SOURCE MATERIAL —
---
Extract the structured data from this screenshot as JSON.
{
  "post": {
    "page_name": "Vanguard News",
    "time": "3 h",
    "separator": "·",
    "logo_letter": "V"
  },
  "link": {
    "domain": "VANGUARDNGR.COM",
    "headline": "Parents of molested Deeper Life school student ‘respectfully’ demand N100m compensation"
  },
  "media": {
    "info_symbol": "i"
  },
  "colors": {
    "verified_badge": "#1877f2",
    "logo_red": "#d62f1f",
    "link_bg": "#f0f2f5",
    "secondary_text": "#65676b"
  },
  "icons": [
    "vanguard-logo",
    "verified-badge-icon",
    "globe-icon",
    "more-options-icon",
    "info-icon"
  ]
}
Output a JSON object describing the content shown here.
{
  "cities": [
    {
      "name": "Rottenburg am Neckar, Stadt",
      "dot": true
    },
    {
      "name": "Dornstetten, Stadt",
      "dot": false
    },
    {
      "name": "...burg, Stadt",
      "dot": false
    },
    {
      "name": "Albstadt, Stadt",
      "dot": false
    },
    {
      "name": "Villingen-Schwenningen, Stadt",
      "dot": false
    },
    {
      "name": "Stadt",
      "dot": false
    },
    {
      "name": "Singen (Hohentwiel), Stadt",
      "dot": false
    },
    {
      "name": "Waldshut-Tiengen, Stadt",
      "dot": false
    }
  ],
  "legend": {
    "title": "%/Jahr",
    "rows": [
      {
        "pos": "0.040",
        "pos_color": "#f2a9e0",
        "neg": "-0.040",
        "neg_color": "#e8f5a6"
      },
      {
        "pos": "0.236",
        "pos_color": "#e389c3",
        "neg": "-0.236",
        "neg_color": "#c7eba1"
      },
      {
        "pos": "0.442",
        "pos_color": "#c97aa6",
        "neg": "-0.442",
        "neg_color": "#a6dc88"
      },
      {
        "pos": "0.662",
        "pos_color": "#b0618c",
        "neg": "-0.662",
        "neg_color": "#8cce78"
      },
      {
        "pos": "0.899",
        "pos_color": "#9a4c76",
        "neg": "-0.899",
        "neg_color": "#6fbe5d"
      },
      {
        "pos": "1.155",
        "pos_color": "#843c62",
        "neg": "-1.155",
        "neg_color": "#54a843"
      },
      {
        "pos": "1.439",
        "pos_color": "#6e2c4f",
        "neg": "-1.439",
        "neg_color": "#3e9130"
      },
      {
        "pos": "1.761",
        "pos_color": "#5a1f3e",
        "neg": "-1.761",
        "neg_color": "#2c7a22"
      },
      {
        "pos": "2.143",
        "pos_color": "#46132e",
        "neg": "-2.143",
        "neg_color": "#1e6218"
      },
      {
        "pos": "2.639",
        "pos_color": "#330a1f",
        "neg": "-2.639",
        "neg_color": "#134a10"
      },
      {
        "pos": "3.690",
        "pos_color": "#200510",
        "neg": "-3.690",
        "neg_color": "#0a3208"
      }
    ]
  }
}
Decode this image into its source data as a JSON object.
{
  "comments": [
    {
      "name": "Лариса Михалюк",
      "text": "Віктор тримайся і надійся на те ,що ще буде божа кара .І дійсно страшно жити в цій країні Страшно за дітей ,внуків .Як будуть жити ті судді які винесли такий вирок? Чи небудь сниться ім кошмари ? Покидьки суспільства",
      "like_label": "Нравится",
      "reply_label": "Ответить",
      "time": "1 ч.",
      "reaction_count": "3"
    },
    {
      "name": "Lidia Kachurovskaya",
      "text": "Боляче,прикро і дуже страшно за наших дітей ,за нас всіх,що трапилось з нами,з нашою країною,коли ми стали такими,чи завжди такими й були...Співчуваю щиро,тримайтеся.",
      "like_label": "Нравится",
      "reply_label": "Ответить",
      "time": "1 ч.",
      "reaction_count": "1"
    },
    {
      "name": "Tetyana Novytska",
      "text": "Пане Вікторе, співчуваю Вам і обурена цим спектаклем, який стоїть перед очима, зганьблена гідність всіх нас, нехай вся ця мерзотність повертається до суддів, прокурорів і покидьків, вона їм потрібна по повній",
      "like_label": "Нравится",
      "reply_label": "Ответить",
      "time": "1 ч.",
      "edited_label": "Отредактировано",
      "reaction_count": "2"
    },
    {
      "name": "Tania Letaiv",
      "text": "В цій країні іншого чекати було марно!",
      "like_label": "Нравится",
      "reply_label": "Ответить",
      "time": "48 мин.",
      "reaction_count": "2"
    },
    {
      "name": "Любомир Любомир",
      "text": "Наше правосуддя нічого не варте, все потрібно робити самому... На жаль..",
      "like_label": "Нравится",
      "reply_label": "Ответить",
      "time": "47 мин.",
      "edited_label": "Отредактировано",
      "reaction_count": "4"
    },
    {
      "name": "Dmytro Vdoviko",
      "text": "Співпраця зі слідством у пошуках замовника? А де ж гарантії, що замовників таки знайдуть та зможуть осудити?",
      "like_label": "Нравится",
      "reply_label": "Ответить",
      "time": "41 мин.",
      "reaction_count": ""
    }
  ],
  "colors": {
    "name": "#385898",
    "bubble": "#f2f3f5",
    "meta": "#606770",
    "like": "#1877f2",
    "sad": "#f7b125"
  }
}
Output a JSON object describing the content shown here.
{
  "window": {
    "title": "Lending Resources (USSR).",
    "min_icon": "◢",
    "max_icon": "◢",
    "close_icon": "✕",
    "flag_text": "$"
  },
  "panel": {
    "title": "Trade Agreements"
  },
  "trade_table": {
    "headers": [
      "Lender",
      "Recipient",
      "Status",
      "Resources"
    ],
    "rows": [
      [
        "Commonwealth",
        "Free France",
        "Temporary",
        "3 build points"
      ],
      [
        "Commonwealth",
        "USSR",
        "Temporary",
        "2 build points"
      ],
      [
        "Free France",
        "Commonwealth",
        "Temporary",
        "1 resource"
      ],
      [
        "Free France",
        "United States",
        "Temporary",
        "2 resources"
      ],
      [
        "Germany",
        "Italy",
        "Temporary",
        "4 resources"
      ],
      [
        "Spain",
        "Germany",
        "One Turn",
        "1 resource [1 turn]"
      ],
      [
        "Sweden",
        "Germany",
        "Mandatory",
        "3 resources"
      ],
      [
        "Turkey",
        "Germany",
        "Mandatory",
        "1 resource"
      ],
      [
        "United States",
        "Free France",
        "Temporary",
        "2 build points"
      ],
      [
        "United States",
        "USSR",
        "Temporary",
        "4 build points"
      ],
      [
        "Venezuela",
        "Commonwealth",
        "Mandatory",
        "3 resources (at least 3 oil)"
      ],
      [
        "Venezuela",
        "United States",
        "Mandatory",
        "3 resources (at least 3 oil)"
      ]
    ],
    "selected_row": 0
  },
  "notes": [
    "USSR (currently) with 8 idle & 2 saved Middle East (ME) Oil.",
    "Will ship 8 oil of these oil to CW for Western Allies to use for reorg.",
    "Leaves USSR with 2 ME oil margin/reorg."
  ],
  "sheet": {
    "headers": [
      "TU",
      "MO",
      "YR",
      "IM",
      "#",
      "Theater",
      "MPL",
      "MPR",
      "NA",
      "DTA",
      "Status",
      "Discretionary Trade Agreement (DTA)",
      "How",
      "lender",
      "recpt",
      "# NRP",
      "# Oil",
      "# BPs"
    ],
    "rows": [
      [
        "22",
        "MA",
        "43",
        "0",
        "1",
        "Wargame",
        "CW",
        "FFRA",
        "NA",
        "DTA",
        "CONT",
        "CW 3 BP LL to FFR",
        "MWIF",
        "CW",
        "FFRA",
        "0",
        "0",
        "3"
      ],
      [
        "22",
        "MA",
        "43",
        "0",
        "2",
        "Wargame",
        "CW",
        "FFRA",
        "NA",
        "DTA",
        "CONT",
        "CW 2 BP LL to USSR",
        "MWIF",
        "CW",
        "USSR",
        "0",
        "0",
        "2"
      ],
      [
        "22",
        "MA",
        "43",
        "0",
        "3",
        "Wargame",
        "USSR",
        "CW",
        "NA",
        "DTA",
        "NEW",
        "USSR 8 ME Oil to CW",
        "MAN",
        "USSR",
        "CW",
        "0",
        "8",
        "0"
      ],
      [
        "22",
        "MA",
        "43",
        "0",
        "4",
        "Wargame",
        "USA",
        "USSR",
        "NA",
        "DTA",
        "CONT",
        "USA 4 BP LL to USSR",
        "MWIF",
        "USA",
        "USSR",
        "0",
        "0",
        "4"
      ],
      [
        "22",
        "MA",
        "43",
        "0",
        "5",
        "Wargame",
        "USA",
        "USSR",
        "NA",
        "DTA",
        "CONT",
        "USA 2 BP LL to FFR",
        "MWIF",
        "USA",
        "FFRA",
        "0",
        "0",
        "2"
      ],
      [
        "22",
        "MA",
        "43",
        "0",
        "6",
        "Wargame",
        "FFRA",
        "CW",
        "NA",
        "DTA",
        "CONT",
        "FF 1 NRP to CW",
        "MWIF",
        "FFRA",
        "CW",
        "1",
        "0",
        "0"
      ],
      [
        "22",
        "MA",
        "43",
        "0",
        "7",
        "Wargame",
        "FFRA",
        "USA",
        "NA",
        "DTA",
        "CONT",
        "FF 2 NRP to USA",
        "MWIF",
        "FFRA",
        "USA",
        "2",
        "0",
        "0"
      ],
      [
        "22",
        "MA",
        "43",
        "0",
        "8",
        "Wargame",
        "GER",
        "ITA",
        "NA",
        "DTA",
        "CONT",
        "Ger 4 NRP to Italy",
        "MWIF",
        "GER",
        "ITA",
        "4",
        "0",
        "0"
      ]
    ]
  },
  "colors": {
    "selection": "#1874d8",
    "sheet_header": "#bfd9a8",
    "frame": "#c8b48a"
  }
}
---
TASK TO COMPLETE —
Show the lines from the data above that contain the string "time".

EXPECTED ANSWER —
    "time": "3 h",
      "time": "1 ч.",
      "time": "1 ч.",
      "time": "1 ч.",
      "time": "48 мин.",
      "time": "47 мин.",
      "time": "41 мин.",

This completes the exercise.